"The research will give us a better understanding of the process these folks experience as they come out of incarceration and try to do the right things so they don’t go back to prison," added Porter.
Porter has a criminal justice background. He received his master’s degree in criminal justice and began a PhD in criminology, before moving into business administration.
“As organizational scholars, we don’t even think about this population, and I think we’ve missed an important segment of employees and potential employees, simply because so many people have felony convictions,” he said. “Whether or not an individual has actually been incarcerated, a felony conviction has implications for hiring. We’ve learned through our research that a felony conviction can change the tenor of a job interview just like that. It’s almost like a switch just flips.”
“One of the more interesting things we learned is what happens in the interview when the felony conviction comes up-- that moment when the interviewer’s attitudes toward an ex-offender seem to change. The interviewer might become more dismissive or rush through the rest of the interview,” said Porter.
So, Porter wondered, what does this mean for the average employer? Are there conversations with recruiters about the appropriate way to handle a candidate who has a felony conviction?
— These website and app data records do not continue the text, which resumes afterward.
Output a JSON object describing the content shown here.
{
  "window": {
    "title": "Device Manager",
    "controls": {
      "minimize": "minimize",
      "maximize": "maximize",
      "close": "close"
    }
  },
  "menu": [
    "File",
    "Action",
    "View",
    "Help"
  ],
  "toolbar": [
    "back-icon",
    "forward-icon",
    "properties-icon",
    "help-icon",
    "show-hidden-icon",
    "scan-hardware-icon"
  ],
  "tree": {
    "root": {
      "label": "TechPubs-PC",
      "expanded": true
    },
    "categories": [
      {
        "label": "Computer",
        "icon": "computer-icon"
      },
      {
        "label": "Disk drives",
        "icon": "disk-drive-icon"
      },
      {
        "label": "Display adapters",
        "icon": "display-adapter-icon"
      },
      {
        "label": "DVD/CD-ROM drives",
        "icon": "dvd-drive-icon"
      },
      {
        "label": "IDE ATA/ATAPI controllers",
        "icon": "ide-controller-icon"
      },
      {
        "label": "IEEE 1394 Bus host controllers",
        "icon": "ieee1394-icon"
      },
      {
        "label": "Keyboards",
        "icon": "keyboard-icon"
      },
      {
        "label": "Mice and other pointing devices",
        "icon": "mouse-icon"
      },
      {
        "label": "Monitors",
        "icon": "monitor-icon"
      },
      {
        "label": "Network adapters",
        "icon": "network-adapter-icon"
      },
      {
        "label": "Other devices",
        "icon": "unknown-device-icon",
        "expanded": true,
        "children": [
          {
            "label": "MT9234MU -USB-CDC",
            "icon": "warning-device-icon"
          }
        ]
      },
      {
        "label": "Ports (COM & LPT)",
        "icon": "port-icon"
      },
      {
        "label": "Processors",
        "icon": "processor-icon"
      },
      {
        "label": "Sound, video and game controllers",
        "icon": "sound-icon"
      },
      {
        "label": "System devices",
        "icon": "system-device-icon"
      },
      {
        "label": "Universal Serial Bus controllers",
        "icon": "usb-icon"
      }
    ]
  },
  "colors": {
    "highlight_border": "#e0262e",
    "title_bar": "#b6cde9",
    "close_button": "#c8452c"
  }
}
“Managers aren’t specifically trained on how to conduct an interview or how to maintain a certain level of dignity and respect toward someone who reveals a felony conviction. Ex-offenders are sensitive to talking about their pasts and how they’ll be viewed; they want a second chance. The average recruiting manager doesn’t necessarily think about that or receive the training to manage it. Ex-offender employees have a specific set of needs that are unique,” added Porter.